Opinion: The Pro Bowl problem

Andrew Paulsen

Andrew Paulsen

Andrew Paulsen is a columnist for the Daily Kent Stater. Contact him at [email protected].

12.5 million people tuned into NBC’s broadcast of the 2012 NFL Pro Bowl Sunday night.

Did you?

Compared to 2011’s all-star pigskin game, this year’s ratings were down about 8 percent (8.6 rating to 7.9). Attendance at the game’s venue (Aloha Stadium in Honolulu, Hawaii) was down by about 2 percent compared to 2011 (drop to 48,423 from 49,338).

Since the Pro Bowl has switched to the week-before-the-Super-Bowl format (prior to the 2010 Pro Bowl, it was traditionally held the weekend following the Big Game), in-stadium attendance in Hawaii has averaged 49,240 —which is nearly 2 percent less than the average attendance from 2000 to 2008 Pro Bowls in Aloha Stadium (50,183).

Essentially, the Pro Bowl is on the decline. Why?

It could be the unstable economy affecting ticket sales and travel expenses. It could be that fans don’t want to see lackluster performances by players who appear to care more about getting lei’d than making plays. It could be that football fans don’t care about meaningless games (in contrast, MLB’s All-Star game determines home-field advantage for the World Series).

However, all of these factors and detractors seemed to disappear momentarily back in January 2010. The NFL made the atypical decision of ending a 30-year tradition by transferring the Pro Bowl from Hawaii into Super Bowl XLIV venue, Sun Life Stadium (Miami, FL). 70,697 people attended that Pro Bowl, marking the second highest Pro Bowl attendance of all time.
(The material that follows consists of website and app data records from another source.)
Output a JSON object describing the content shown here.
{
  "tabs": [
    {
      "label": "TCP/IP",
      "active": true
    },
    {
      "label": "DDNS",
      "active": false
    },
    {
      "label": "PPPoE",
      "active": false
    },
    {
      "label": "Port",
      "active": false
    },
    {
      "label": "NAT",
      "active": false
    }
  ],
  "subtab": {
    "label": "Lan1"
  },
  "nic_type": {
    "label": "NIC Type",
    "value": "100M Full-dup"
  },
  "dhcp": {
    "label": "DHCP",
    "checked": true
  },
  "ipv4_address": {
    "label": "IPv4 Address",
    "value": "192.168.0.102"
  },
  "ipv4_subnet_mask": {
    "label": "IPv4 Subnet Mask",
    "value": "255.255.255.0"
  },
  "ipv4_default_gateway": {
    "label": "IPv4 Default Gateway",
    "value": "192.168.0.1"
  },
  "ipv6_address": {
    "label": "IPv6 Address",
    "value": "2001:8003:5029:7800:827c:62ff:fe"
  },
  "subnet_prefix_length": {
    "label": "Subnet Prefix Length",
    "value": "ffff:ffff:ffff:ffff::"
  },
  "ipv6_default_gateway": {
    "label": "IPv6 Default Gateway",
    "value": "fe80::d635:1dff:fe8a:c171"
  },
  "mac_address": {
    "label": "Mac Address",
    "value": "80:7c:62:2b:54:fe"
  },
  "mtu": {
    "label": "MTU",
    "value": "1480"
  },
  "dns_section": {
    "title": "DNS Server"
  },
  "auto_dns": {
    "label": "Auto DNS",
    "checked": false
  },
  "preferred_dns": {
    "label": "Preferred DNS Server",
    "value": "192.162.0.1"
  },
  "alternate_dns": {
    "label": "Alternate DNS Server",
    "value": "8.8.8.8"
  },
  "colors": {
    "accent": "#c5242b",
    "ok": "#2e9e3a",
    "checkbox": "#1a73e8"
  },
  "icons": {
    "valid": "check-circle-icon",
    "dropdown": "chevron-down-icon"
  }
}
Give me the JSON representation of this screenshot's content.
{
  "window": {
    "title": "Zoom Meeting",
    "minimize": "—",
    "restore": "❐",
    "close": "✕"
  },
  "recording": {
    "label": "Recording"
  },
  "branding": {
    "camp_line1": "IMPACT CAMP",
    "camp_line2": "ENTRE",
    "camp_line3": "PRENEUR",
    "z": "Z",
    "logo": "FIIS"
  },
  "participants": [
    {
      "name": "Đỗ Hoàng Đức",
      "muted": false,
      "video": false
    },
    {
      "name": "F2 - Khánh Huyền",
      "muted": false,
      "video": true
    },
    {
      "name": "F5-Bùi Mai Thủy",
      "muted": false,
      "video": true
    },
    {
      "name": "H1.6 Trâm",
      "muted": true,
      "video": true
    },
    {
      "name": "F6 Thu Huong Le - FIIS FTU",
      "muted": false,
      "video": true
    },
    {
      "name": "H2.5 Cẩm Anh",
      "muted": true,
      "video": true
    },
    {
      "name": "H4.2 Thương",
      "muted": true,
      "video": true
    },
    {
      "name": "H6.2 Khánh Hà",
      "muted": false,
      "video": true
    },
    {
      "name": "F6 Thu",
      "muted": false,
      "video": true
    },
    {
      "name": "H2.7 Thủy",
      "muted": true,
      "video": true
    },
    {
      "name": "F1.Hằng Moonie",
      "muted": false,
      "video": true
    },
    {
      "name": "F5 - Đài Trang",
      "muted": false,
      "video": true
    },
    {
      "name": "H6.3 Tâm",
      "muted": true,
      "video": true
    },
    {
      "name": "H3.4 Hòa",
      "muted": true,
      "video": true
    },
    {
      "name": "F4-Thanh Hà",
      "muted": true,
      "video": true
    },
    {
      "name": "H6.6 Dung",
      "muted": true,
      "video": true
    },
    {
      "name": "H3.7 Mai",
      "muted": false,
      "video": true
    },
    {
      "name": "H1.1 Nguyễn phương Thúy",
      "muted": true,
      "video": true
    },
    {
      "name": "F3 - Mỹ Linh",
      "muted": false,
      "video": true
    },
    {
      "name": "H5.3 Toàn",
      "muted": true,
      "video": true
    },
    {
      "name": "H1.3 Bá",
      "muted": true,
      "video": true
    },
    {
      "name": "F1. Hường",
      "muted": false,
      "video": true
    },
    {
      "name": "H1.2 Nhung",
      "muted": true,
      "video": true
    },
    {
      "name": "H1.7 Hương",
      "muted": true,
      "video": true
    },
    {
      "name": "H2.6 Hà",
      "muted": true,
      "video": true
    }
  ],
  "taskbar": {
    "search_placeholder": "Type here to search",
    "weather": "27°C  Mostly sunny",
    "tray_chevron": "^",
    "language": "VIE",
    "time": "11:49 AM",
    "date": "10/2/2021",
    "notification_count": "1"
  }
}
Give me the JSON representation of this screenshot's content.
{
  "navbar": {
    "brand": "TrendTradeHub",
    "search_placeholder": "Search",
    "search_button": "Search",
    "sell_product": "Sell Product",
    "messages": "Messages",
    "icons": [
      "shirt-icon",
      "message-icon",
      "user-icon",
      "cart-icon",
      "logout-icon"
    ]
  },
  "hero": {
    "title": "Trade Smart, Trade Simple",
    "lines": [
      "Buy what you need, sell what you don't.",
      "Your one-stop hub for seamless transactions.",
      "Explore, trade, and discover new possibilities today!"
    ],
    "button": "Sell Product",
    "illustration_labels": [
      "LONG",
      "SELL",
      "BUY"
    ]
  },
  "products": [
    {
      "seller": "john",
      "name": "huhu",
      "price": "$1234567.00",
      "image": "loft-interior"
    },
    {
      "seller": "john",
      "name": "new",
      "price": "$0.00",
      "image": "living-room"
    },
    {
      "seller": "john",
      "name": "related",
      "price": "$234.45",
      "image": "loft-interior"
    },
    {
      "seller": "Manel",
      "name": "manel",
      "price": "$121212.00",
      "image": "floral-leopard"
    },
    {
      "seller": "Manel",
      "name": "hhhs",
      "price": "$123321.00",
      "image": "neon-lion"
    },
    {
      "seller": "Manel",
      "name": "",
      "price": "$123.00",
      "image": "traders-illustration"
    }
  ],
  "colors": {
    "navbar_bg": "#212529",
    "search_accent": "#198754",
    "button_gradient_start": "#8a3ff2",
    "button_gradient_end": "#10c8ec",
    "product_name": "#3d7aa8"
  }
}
One year later, the game was moved back to Honolulu and attendance dropped to 49,338.

What made people care so much about one NFL all-star game to explain the 42 percent increase in attendance from 2009 to 2010 followed by a sharp drop in 2011?

Aloha Stadium officially holds only 50,000 people (extra seating bumps that number up by several hundred at the max), while most Super Bowl-eligible stadiums hold at least 63,000 people (the lowest being Lucas Oil Stadium in Indianapolis — however, it will expand to 70,000 for the Super Bowl).

The most-attended Hawaiian Pro Bowls happened in 1984 and 1990 with a tie of 50,445 people. In order to put those games into perspective, here are the top five most-attended NFL Pro Bowls along with the stadiums/cities that hosted them:

5. The Kingdome (Seattle), 1977, 64,752

4. Arrowhead Stadium (Kansas City), 1974, 66,918

3. Los Angeles Memorial Coliseum, 1964, 67,242

2. Aforementioned 2010 game in Miami, 70,697

1. Los Angeles Memorial Coliseum, 1959, 72,250

On Sunday night — coincidentally while the 2012 Pro Bowl struggled to match past attendance and viewership — NFL Commissioner Roger Goodell appeared on CBS’ “60 Minutes” to talk about the NFL’s audience during the current recession. Goodell noted that one of the biggest struggles the NFL faces is boosting ticket sales for football games.

While I don’t have a solution of how to get butts in the seats at the NFL’s regular season games, I do have an idea to get fans in the Pro Bowl. Just look at the past, Mr. Goodell, and I think you’ll at least find the answer.